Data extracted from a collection

»»

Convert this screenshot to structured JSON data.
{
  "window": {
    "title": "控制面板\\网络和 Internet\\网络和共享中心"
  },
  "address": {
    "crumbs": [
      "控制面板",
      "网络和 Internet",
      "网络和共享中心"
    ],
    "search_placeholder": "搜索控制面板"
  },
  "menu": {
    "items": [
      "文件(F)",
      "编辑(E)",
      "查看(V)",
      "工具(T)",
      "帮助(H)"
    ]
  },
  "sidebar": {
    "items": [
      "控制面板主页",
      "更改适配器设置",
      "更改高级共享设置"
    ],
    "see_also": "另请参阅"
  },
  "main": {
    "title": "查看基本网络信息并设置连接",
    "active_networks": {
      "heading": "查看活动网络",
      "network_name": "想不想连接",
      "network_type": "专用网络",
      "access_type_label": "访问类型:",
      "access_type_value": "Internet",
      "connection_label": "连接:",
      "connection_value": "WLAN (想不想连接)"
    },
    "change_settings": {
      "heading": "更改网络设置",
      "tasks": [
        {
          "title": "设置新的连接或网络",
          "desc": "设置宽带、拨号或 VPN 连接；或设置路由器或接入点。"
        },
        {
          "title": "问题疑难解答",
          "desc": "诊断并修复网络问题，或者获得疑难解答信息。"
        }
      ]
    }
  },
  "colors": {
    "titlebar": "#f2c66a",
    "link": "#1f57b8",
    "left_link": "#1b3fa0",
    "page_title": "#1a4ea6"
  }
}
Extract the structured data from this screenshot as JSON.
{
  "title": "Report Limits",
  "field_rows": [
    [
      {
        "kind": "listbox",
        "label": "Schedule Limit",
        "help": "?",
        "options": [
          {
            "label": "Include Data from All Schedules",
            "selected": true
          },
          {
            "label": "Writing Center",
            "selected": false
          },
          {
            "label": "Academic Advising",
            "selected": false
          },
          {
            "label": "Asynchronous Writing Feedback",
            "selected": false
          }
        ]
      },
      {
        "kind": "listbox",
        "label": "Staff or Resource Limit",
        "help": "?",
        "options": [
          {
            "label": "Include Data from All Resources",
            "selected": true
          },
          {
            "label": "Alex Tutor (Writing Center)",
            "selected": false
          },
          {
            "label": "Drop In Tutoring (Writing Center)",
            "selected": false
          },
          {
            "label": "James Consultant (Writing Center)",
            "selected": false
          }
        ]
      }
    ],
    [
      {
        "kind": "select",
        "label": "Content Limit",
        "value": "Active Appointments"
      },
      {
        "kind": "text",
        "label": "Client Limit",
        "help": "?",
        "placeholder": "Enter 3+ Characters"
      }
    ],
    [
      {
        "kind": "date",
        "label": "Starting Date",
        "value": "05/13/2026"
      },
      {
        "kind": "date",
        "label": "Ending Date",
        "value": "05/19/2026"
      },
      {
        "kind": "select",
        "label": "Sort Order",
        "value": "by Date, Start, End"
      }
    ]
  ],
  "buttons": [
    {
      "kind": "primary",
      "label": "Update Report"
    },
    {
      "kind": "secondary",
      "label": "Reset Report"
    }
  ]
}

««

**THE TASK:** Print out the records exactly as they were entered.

**OUTPUT:**
Convert this screenshot to structured JSON data.
{
  "window": {
    "title": "控制面板\\网络和 Internet\\网络和共享中心"
  },
  "address": {
    "crumbs": [
      "控制面板",
      "网络和 Internet",
      "网络和共享中心"
    ],
    "search_placeholder": "搜索控制面板"
  },
  "menu": {
    "items": [
      "文件(F)",
      "编辑(E)",
      "查看(V)",
      "工具(T)",
      "帮助(H)"
    ]
  },
  "sidebar": {
    "items": [
      "控制面板主页",
      "更改适配器设置",
      "更改高级共享设置"
    ],
    "see_also": "另请参阅"
  },
  "main": {
    "title": "查看基本网络信息并设置连接",
    "active_networks": {
      "heading": "查看活动网络",
      "network_name": "想不想连接",
      "network_type": "专用网络",
      "access_type_label": "访问类型:",
      "access_type_value": "Internet",
      "connection_label": "连接:",
      "connection_value": "WLAN (想不想连接)"
    },
    "change_settings": {
      "heading": "更改网络设置",
      "tasks": [
        {
          "title": "设置新的连接或网络",
          "desc": "设置宽带、拨号或 VPN 连接；或设置路由器或接入点。"
        },
        {
          "title": "问题疑难解答",
          "desc": "诊断并修复网络问题，或者获得疑难解答信息。"
        }
      ]
    }
  },
  "colors": {
    "titlebar": "#f2c66a",
    "link": "#1f57b8",
    "left_link": "#1b3fa0",
    "page_title": "#1a4ea6"
  }
}
Extract the structured data from this screenshot as JSON.
{
  "title": "Report Limits",
  "field_rows": [
    [
      {
        "kind": "listbox",
        "label": "Schedule Limit",
        "help": "?",
        "options": [
          {
            "label": "Include Data from All Schedules",
            "selected": true
          },
          {
            "label": "Writing Center",
            "selected": false
          },
          {
            "label": "Academic Advising",
            "selected": false
          },
          {
            "label": "Asynchronous Writing Feedback",
            "selected": false
          }
        ]
      },
      {
        "kind": "listbox",
        "label": "Staff or Resource Limit",
        "help": "?",
        "options": [
          {
            "label": "Include Data from All Resources",
            "selected": true
          },
          {
            "label": "Alex Tutor (Writing Center)",
            "selected": false
          },
          {
            "label": "Drop In Tutoring (Writing Center)",
            "selected": false
          },
          {
            "label": "James Consultant (Writing Center)",
            "selected": false
          }
        ]
      }
    ],
    [
      {
        "kind": "select",
        "label": "Content Limit",
        "value": "Active Appointments"
      },
      {
        "kind": "text",
        "label": "Client Limit",
        "help": "?",
        "placeholder": "Enter 3+ Characters"
      }
    ],
    [
      {
        "kind": "date",
        "label": "Starting Date",
        "value": "05/13/2026"
      },
      {
        "kind": "date",
        "label": "Ending Date",
        "value": "05/19/2026"
      },
      {
        "kind": "select",
        "label": "Sort Order",
        "value": "by Date, Start, End"
      }
    ]
  ],
  "buttons": [
    {
      "kind": "primary",
      "label": "Update Report"
    },
    {
      "kind": "secondary",
      "label": "Reset Report"
    }
  ]
}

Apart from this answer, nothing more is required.